▶ [Exercise brief] Look through the data for the string "text". Copy every line where it is found.

(Dataset records)

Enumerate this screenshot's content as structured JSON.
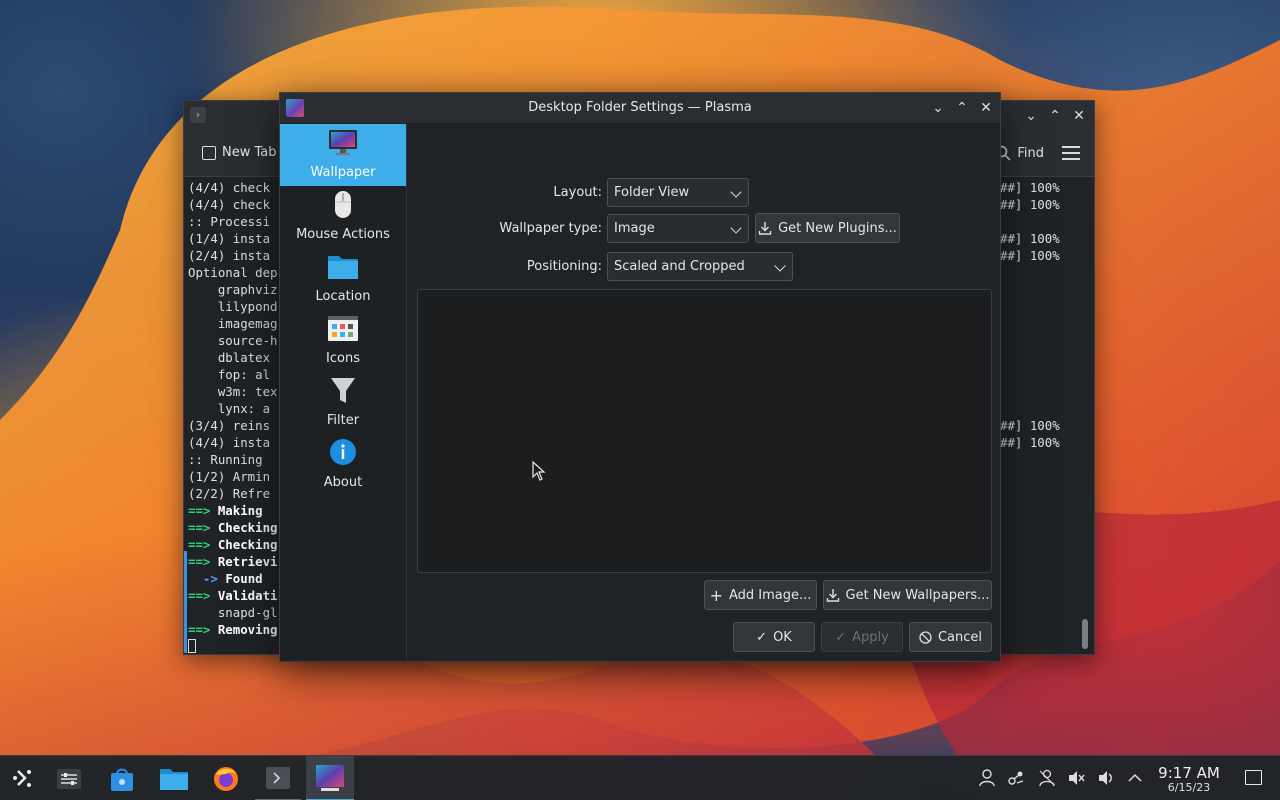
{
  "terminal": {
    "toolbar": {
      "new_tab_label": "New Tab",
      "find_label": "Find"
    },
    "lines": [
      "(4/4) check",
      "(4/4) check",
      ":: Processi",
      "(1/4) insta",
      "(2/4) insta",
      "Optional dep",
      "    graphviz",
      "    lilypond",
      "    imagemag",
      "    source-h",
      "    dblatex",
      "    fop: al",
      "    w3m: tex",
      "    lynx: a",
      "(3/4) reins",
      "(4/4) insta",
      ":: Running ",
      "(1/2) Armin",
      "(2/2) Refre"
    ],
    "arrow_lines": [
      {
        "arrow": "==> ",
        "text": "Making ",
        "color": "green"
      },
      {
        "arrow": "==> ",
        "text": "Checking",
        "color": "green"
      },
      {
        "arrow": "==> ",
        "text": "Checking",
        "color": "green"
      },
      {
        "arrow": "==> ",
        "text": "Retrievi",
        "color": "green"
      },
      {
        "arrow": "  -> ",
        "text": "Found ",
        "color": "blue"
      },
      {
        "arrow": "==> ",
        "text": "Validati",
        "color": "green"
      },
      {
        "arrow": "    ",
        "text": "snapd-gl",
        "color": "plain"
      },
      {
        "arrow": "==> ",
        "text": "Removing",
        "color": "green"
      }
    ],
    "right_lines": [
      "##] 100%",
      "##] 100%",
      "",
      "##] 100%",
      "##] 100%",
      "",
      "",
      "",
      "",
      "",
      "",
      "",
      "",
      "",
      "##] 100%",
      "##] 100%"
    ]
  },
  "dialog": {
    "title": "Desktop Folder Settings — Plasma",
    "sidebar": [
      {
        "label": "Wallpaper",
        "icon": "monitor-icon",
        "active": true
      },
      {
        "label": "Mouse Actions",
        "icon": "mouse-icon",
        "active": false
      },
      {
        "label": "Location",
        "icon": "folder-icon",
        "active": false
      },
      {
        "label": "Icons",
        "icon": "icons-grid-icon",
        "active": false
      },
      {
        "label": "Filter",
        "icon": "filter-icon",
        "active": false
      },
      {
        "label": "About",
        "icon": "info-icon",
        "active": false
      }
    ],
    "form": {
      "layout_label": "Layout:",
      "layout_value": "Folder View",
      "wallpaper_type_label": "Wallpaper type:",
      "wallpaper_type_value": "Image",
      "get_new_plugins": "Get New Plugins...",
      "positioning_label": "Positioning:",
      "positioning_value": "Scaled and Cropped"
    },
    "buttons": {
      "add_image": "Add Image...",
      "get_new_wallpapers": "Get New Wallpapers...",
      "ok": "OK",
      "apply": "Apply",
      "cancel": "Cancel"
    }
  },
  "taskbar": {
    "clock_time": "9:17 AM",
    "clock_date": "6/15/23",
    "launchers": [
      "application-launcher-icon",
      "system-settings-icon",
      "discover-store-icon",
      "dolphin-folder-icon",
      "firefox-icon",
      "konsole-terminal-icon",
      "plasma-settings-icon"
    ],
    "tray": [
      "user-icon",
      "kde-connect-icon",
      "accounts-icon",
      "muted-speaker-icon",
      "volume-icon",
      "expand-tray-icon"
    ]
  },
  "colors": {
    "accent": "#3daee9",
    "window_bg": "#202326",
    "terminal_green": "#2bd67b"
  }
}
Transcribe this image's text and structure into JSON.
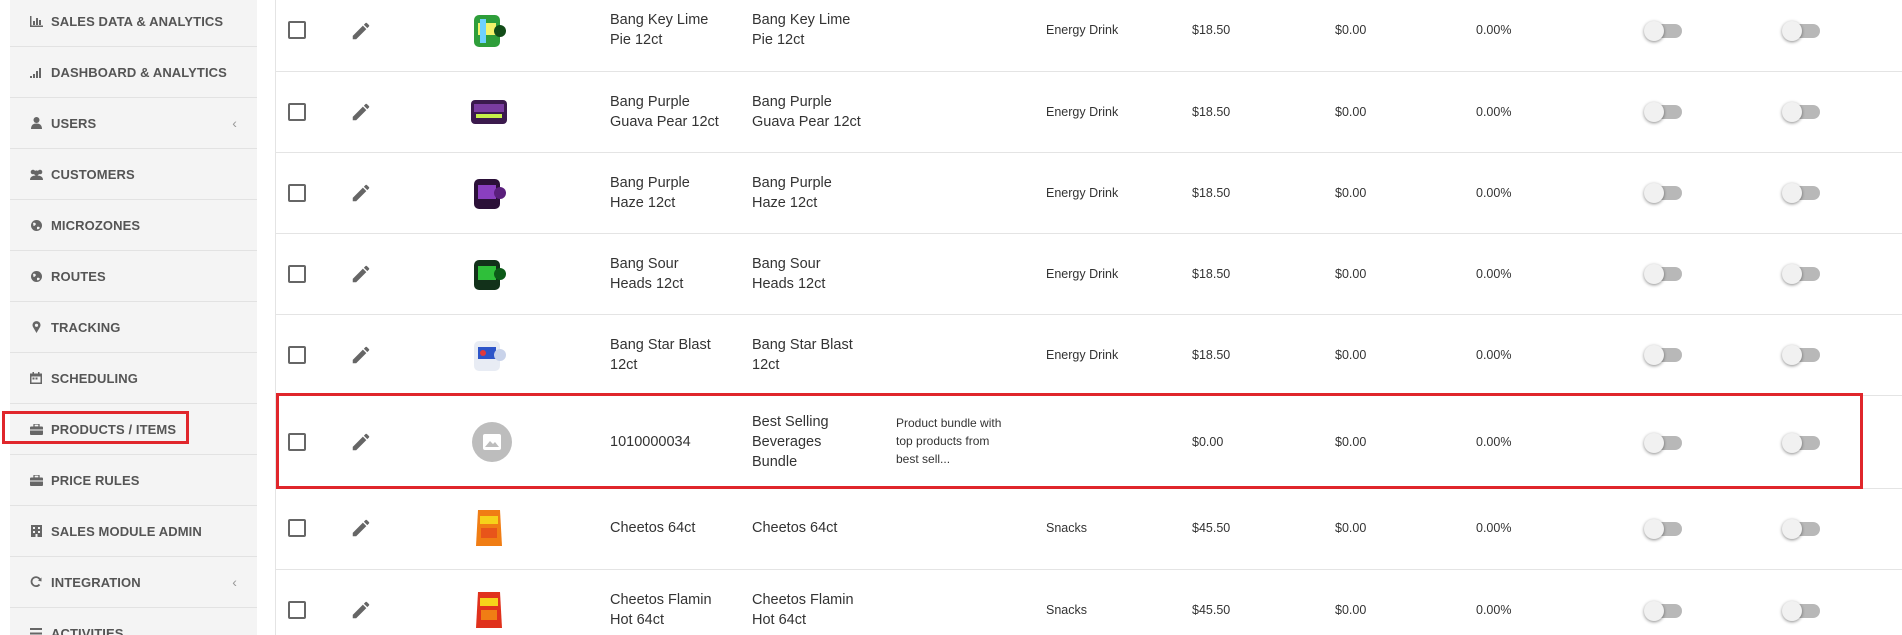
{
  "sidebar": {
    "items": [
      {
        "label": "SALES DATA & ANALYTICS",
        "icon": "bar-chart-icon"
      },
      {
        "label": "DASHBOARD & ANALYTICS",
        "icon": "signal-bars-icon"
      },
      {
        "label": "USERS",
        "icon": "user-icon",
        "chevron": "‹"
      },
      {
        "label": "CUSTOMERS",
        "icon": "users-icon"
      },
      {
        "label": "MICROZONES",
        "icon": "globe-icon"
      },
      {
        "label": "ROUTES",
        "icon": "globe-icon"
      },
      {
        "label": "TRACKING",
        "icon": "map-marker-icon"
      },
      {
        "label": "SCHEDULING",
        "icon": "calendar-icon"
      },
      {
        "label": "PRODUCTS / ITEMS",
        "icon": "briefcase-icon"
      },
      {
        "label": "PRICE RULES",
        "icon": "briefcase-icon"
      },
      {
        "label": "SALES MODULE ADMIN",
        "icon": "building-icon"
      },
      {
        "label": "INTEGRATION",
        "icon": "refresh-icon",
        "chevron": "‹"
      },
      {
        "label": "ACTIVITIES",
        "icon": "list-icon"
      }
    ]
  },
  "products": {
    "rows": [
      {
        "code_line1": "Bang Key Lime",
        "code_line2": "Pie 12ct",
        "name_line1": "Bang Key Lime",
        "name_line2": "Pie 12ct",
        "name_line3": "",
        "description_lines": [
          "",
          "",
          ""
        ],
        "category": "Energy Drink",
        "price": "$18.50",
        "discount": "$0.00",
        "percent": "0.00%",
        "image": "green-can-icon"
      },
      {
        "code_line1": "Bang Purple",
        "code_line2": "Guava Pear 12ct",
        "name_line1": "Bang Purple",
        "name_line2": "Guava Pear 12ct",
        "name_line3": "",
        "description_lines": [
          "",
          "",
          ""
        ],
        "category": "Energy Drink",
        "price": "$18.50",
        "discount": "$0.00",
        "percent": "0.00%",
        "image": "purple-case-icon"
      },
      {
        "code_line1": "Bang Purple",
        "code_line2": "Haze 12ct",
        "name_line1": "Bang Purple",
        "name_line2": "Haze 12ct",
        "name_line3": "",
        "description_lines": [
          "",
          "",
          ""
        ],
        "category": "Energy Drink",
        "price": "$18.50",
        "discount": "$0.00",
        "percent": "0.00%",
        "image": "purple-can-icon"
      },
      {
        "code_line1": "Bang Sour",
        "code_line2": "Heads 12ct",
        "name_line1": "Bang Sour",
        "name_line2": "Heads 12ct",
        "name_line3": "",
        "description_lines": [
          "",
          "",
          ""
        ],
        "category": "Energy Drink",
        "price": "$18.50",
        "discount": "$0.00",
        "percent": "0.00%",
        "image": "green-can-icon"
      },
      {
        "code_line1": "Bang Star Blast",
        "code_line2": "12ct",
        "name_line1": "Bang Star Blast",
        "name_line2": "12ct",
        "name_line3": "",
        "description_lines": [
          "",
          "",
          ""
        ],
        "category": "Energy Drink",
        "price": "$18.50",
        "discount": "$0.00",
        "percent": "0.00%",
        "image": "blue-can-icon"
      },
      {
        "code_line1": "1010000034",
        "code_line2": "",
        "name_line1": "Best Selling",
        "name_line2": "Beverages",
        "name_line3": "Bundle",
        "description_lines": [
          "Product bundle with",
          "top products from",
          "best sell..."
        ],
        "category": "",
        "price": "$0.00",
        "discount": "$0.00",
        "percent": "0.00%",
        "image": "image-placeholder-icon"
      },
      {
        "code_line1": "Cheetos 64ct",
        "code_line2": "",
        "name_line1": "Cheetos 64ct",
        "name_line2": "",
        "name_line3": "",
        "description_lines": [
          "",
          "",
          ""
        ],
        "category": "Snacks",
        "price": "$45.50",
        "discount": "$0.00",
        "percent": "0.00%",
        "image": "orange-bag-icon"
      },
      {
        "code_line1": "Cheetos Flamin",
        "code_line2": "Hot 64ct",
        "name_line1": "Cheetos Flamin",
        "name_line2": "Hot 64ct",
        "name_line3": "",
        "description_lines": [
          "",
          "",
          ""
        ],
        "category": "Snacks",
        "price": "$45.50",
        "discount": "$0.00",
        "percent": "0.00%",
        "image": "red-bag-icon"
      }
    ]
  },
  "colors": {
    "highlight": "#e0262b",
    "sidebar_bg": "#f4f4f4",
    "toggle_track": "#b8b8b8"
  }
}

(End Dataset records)

▶ [Response to this task]
        "text": "Making ",
        "text": "Checking",
        "text": "Checking",
        "text": "Retrievi",
        "text": "Found ",
        "text": "Validati",
        "text": "snapd-gl",
        "text": "Removing",
Transcribe this image's text and structure into JSON.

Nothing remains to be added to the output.